  • avatar

    Kimri. You don’t want to visit that town, it is worse than Chicago downtown. BTW Tver too – too far from Moscow.

    • 0 avatar
      slavuta

      I just looked where Tver is. Never traveled that way. Interesting. How is this compare to Samara?

      • 0 avatar

        The problem with both Tver and Samara is that they are provincial cities far way from Civilization (which means Moscow and St.Petersburg). I heard that Tverskaya Oblast is a recreational area for Moskovites – the Masters of Universe).

        • 0 avatar
          slavuta
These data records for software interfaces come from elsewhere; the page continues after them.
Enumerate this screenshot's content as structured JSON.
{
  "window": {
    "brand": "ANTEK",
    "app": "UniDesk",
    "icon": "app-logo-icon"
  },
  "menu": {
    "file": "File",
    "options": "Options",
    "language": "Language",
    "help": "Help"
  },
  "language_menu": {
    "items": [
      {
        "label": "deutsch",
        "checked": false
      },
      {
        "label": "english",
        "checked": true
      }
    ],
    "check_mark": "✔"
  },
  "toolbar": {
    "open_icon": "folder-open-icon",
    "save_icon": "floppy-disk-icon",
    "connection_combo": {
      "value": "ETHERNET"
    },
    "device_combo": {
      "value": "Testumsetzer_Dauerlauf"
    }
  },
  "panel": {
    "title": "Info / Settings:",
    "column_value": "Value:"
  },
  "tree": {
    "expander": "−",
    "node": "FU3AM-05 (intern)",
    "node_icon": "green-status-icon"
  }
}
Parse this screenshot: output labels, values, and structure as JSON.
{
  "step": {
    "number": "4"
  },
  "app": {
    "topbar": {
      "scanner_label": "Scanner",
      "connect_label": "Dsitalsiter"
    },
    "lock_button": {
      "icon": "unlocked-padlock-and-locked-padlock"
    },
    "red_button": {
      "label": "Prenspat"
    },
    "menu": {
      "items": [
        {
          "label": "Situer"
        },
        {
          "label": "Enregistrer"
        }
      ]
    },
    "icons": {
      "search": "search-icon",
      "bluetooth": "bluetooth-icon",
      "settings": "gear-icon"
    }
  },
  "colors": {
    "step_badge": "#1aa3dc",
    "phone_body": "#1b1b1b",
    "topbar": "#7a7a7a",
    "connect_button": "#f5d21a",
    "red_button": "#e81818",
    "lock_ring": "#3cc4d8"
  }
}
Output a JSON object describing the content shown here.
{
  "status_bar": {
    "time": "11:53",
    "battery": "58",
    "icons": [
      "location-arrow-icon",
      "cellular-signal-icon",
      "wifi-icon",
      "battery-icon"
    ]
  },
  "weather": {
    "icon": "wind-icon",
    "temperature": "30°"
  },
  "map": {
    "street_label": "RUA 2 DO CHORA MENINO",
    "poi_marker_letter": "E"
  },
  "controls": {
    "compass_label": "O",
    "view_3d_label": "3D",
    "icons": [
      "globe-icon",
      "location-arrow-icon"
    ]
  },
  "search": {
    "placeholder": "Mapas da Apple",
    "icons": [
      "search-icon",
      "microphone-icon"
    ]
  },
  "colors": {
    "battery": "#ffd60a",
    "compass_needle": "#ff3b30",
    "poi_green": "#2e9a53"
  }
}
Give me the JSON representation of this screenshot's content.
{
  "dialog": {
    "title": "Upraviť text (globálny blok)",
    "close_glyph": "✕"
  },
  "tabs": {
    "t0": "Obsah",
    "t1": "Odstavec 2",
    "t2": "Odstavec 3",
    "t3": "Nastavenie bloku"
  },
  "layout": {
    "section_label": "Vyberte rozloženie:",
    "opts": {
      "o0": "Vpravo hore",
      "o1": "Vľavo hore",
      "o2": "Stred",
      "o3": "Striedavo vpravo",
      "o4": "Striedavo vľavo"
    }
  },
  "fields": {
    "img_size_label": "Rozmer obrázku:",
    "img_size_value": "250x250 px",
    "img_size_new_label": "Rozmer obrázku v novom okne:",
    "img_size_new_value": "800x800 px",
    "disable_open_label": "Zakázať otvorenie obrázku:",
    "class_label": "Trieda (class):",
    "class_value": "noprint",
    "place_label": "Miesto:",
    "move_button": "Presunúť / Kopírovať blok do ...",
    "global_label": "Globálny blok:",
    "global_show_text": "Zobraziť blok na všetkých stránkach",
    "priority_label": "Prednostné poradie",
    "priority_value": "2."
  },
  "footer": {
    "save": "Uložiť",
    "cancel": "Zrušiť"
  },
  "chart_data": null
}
          I remember Samara to which I went at least 12 times in the summer with most warm memories. Beautiful old town, great Volga beaches…
          Speaking of cars, in the 80s they had green line system where on the each intersection they had a display showing which speed to travel with to go on green at the next intersection. I have never seen this anywhere else.

Read all comments

Back to TopLeave a Reply

You must be logged in to post a comment.

Recent Comments

  • 28-Cars-Later: 2020 data is a bit skewed all around but I believe EV marketshare was something like 2-2.3% in 2019...
  • theflyersfan: The only thing that would scare me about the IS convertible is the retractable hardtop. There are a lot...
  • RangerM: 40 minutes is actual charge time, correct? The assumption is you’re already parked at the charger, and...
  • Russycle: Yeah, if you’re dropping $30-40K on an EV, a couple grand more for the convenience of never needing...
  • Jo Borras: Agreed! That’s why they’re only like, 3% of the market right now.

New Car Research

Get a Free Dealer Quote

Who We Are

  • Adam Tonge
  • Bozi Tatarevic
  • Corey Lewis
  • Mark Baruth
  • Ronnie Schreiber